Iranian authorities on Sunday temporarily blocked Instagram and the messaging app Telegram to "maintain peace" amid protests, state TV said.

The Telegram messaging application shut down one of its channels per the Iranian regime's request on Saturday, the third day of protests in the Islamic Republic, after it reportedly violated the popular application's terms of use by promoting the use of violence.

In a tweet addressed to Telegram CEO and founder Pavel Durov, Mohammad-Javad Azari Jahromi, Iran's Minister of Information and Communications Technology, wrote, "@Durov: A Telegram channel is encouraging hateful conduct, use of Molotov cocktails, armed uprising, and social unrest. NOW is the time to stop such encouragements via Telegram."

>> The Iranian regime has learned to fear protesters – what happens next depends on how brutally it responds | Analysis >>

People gather to protest over the high cost of living in Tehran, Iran, December 30, 2017.
STRINGER / Anadolu Agency

The channel Jahromi was referring to is AmadNews, which, according to Twitter users, played an important role in organizing the wave of spontaneous protests over Iran's weak economy that has swept across Tehran and other Iranian cities.

In response to Jahromi's tweet, Durov wrote: "Calls for violence are prohibited by the Telegram rules. If confirmed, we'll have to block such a channel, regardless of its size and political affiliation."
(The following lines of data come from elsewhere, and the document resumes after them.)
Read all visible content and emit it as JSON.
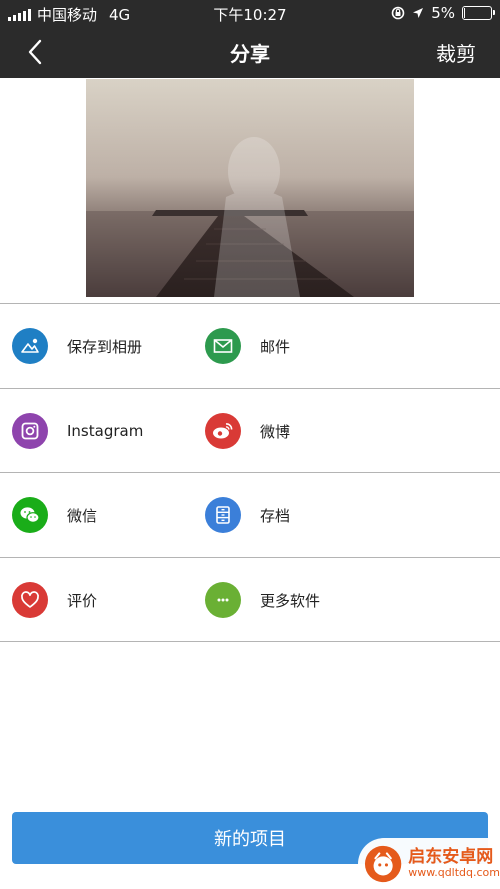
{
  "status_bar": {
    "carrier": "中国移动",
    "network": "4G",
    "time": "下午10:27",
    "battery_text": "5%",
    "battery_level": 0.05
  },
  "nav": {
    "title": "分享",
    "right_action": "裁剪"
  },
  "share_options": [
    {
      "label": "保存到相册",
      "icon": "photo-album-icon",
      "color": "#1f7fc4"
    },
    {
      "label": "邮件",
      "icon": "mail-icon",
      "color": "#2d9a4e"
    },
    {
      "label": "Instagram",
      "icon": "instagram-icon",
      "color": "#8e44ad"
    },
    {
      "label": "微博",
      "icon": "weibo-icon",
      "color": "#d93a36"
    },
    {
      "label": "微信",
      "icon": "wechat-icon",
      "color": "#1aad19"
    },
    {
      "label": "存档",
      "icon": "archive-icon",
      "color": "#3b7fd9"
    },
    {
      "label": "评价",
      "icon": "heart-icon",
      "color": "#d93a36"
    },
    {
      "label": "更多软件",
      "icon": "more-icon",
      "color": "#6ab034"
    }
  ],
  "primary_button": {
    "label": "新的项目"
  },
  "watermark": {
    "brand": "启东安卓网",
    "url": "www.qdltdq.com"
  }
}
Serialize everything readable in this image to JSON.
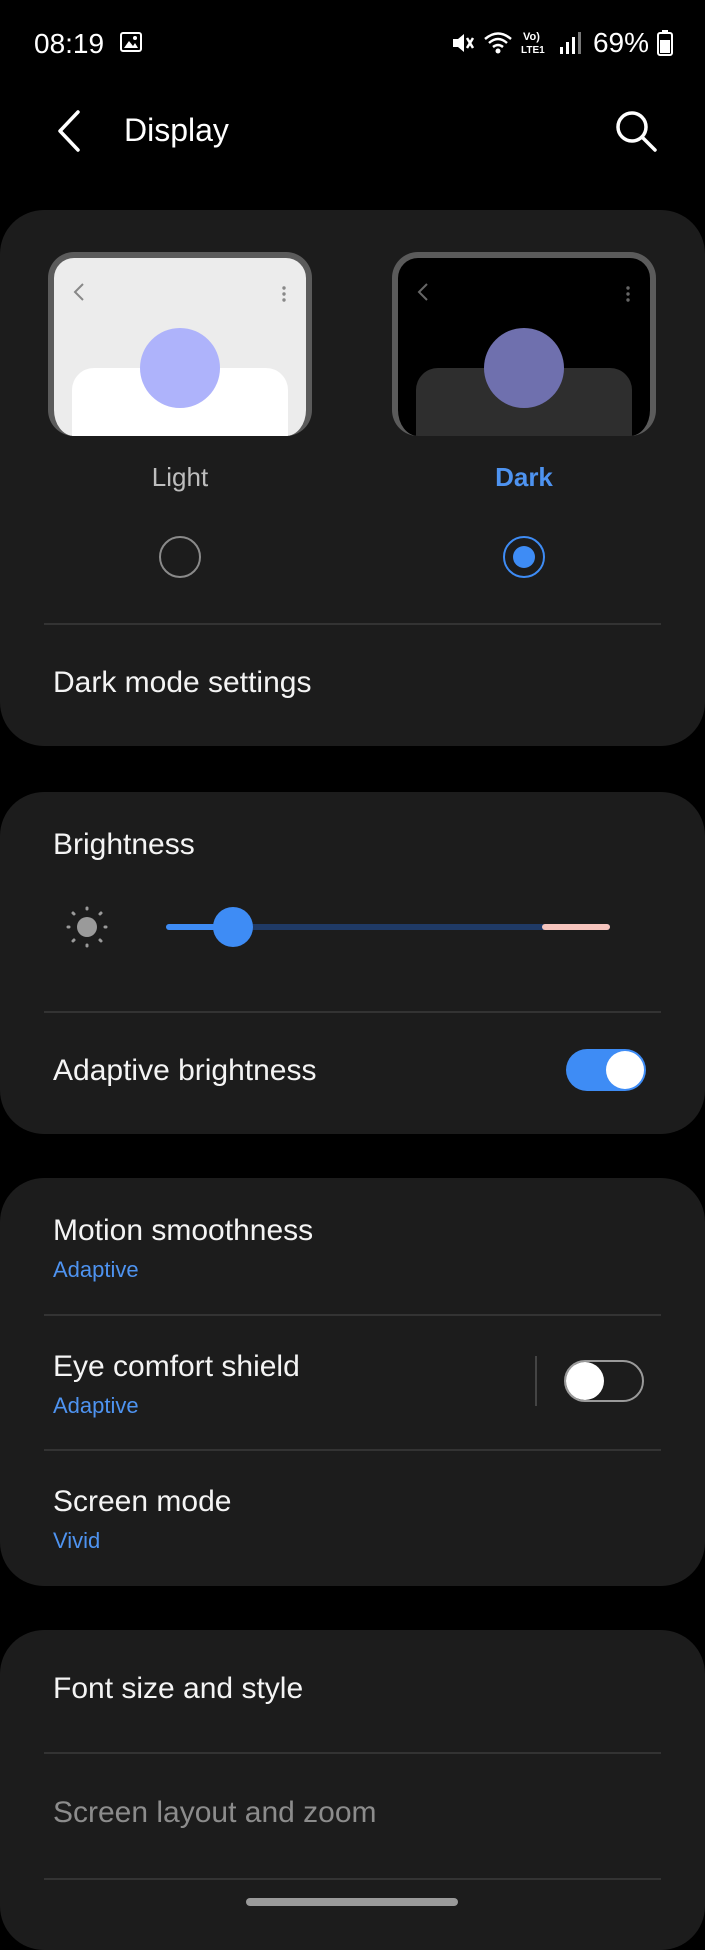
{
  "status_bar": {
    "time": "08:19",
    "battery": "69%",
    "network": "LTE1",
    "icons": [
      "gallery-icon",
      "mute-icon",
      "wifi-icon",
      "volte-icon",
      "signal-icon",
      "battery-icon"
    ]
  },
  "header": {
    "title": "Display",
    "back_icon": "back-arrow-icon",
    "search_icon": "search-icon"
  },
  "theme": {
    "light_label": "Light",
    "dark_label": "Dark",
    "selected": "Dark",
    "settings_label": "Dark mode settings"
  },
  "brightness": {
    "title": "Brightness",
    "level": 0.15,
    "adaptive_label": "Adaptive brightness",
    "adaptive_on": true
  },
  "motion": {
    "title": "Motion smoothness",
    "value": "Adaptive"
  },
  "eye_comfort": {
    "title": "Eye comfort shield",
    "value": "Adaptive",
    "on": false
  },
  "screen_mode": {
    "title": "Screen mode",
    "value": "Vivid"
  },
  "more": {
    "font_label": "Font size and style",
    "layout_label": "Screen layout and zoom"
  },
  "colors": {
    "background": "#000000",
    "card": "#1c1c1c",
    "accent": "#3e8cf5",
    "subtext": "#4e93f0"
  }
}
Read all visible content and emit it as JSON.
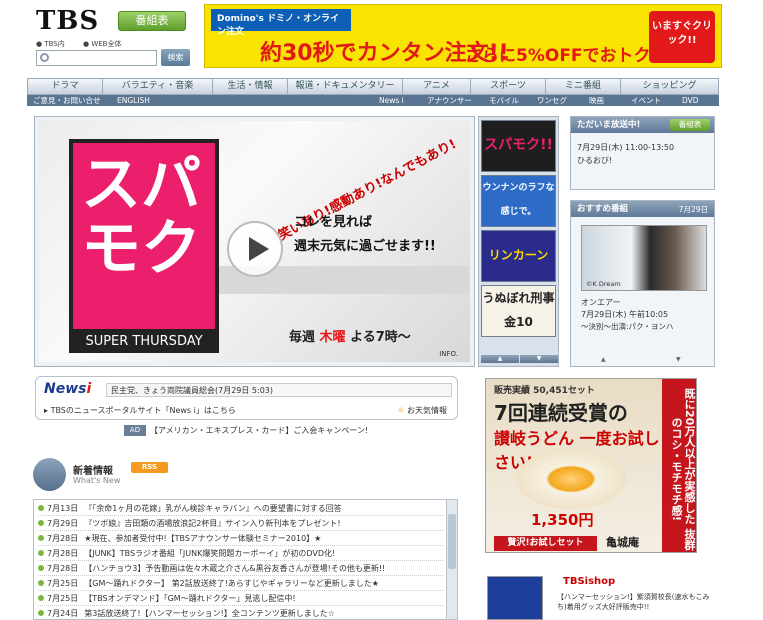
{
  "header": {
    "logo": "TBS",
    "program_button": "番組表",
    "scope_site": "TBS内",
    "scope_web": "WEB全体",
    "search_placeholder": "",
    "search_button": "検索"
  },
  "banner": {
    "logo": "Domino's ドミノ・オンライン注文",
    "line1": "約30秒でカンタン注文!!",
    "line2": "さらに5%OFFでおトク!!",
    "cta": "いますぐクリック!!"
  },
  "nav": {
    "items": [
      "ドラマ",
      "バラエティ・音楽",
      "生活・情報",
      "報道・ドキュメンタリー",
      "アニメ",
      "スポーツ",
      "ミニ番組",
      "ショッピング"
    ]
  },
  "subnav": {
    "left": [
      "ご意見・お問い合せ",
      "ENGLISH"
    ],
    "right": [
      "News i",
      "アナウンサー",
      "モバイル",
      "ワンセグ",
      "映画",
      "イベント",
      "DVD"
    ]
  },
  "hero": {
    "key_text": "スパモク",
    "bar_text": "SUPER THURSDAY",
    "tag": "笑いあり!感動あり!なんでもあり!",
    "duration": "の2時間!",
    "catch1": "コレを見れば",
    "catch2": "週末元気に過ごせます!!",
    "weekly_pre": "毎週",
    "weekly_day": "木曜",
    "weekly_post": "よる7時〜",
    "info": "INFO."
  },
  "thumbs": [
    {
      "label": "スパモク!! SUPER THURSDAY"
    },
    {
      "label": "ウンナンのラフな感じで。"
    },
    {
      "label": "リンカーン"
    },
    {
      "label": "うぬぼれ刑事 金10"
    }
  ],
  "now_onair": {
    "title": "ただいま放送中!",
    "button": "番組表",
    "time": "7月29日(木) 11:00-13:50",
    "program": "ひるおび!"
  },
  "recommend": {
    "title": "おすすめ番組",
    "date": "7月29日",
    "photo_caption": "©K Dream",
    "label": "オンエアー",
    "time": "7月29日(木) 午前10:05",
    "desc": "〜決別〜出演:パク・ヨンハ"
  },
  "newsi": {
    "logo": "News",
    "logo_mark": "i",
    "headline": "民主党、きょう両院議員総会(7月29日 5:03)",
    "link": "TBSのニュースポータルサイト「News i」はこちら",
    "weather": "お天気情報"
  },
  "ad": {
    "badge": "AD",
    "text": "【アメリカン・エキスプレス・カード】ご入会キャンペーン!"
  },
  "new_info": {
    "title": "新着情報",
    "subtitle": "What's New",
    "rss": "RSS",
    "items": [
      {
        "date": "7月13日",
        "text": "『「余命1ヶ月の花嫁」乳がん検診キャラバン』への要望書に対する回答"
      },
      {
        "date": "7月29日",
        "text": "『ツボ娘』吉田類の酒場放浪記2杯目』サイン入り新刊本をプレゼント!"
      },
      {
        "date": "7月28日",
        "text": "★現在、参加者受付中!【TBSアナウンサー体験セミナー2010】★"
      },
      {
        "date": "7月28日",
        "text": "【JUNK】TBSラジオ番組「JUNK爆笑問題カーボーイ」が初のDVD化!"
      },
      {
        "date": "7月28日",
        "text": "【ハンチョウ3】予告動画は佐々木蔵之介さん&黒谷友香さんが登場!その他も更新!!"
      },
      {
        "date": "7月25日",
        "text": "【GM〜踊れドクター】 第2話放送終了!あらすじやギャラリーなど更新しました★"
      },
      {
        "date": "7月25日",
        "text": "【TBSオンデマンド】「GM〜踊れドクター」見逃し配信中!"
      },
      {
        "date": "7月24日",
        "text": "第3話放送終了!【ハンマーセッション!】全コンテンツ更新しました☆"
      }
    ]
  },
  "udon_ad": {
    "small": "販売実績 50,451セット",
    "big": "7回連続受賞の",
    "red": "讃岐うどん 一度お試しください!",
    "side": "既に20万人以上が実感した 抜群のコシ・モチモチ感!",
    "price": "1,350円",
    "try": "贅沢!お試しセット",
    "brand": "亀城庵"
  },
  "shop": {
    "title": "TBSishop",
    "text": "【ハンマーセッション!】紫須賀校長(速水もこみち)着用グッズ大好評販売中!!"
  }
}
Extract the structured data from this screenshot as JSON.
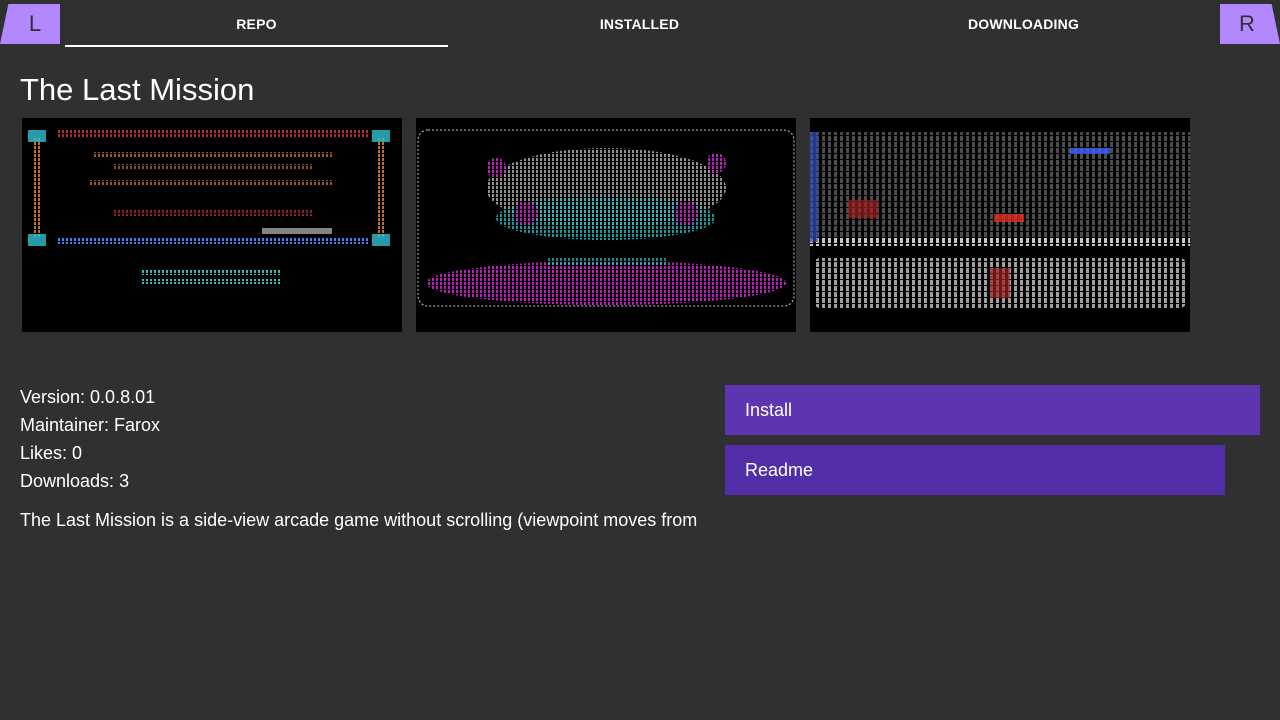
{
  "topbar": {
    "left_button": "L",
    "right_button": "R",
    "tabs": [
      {
        "label": "REPO",
        "active": true
      },
      {
        "label": "INSTALLED",
        "active": false
      },
      {
        "label": "DOWNLOADING",
        "active": false
      }
    ]
  },
  "app": {
    "title": "The Last Mission",
    "screenshots": [
      "title-screen",
      "ship-screen",
      "level-screen"
    ],
    "version_label": "Version: ",
    "version": "0.0.8.01",
    "maintainer_label": "Maintainer: ",
    "maintainer": "Farox",
    "likes_label": "Likes: ",
    "likes": "0",
    "downloads_label": "Downloads: ",
    "downloads": "3",
    "description": "The Last Mission is a side-view arcade game without scrolling (viewpoint moves from"
  },
  "actions": {
    "install_label": "Install",
    "readme_label": "Readme"
  },
  "colors": {
    "background": "#303030",
    "accent": "#b388ff",
    "install_button": "#5e35b1",
    "readme_button": "#512da8"
  }
}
Hours later, Durov tweeted that the channel had been suspended, and warned users to "be careful – there are lines one shouldn't cross." Durov's tweet was met with anger, accusing him of collaborating with dictators.

Widely shared Tweets from Iran showed demonstrators tearing down regime symbols, including signs and billboards with pictures of Iranian Supreme Leader Ayatollah Ali Khamenei. Protesters chanted anti-government slogans just hours after hardliners held their own rally in support of the Islamic Republic's clerical establishment.

The anti-government demonstrations appear to be the largest to strike Iran since the protests that followed the country's disputed 2009 presidential election.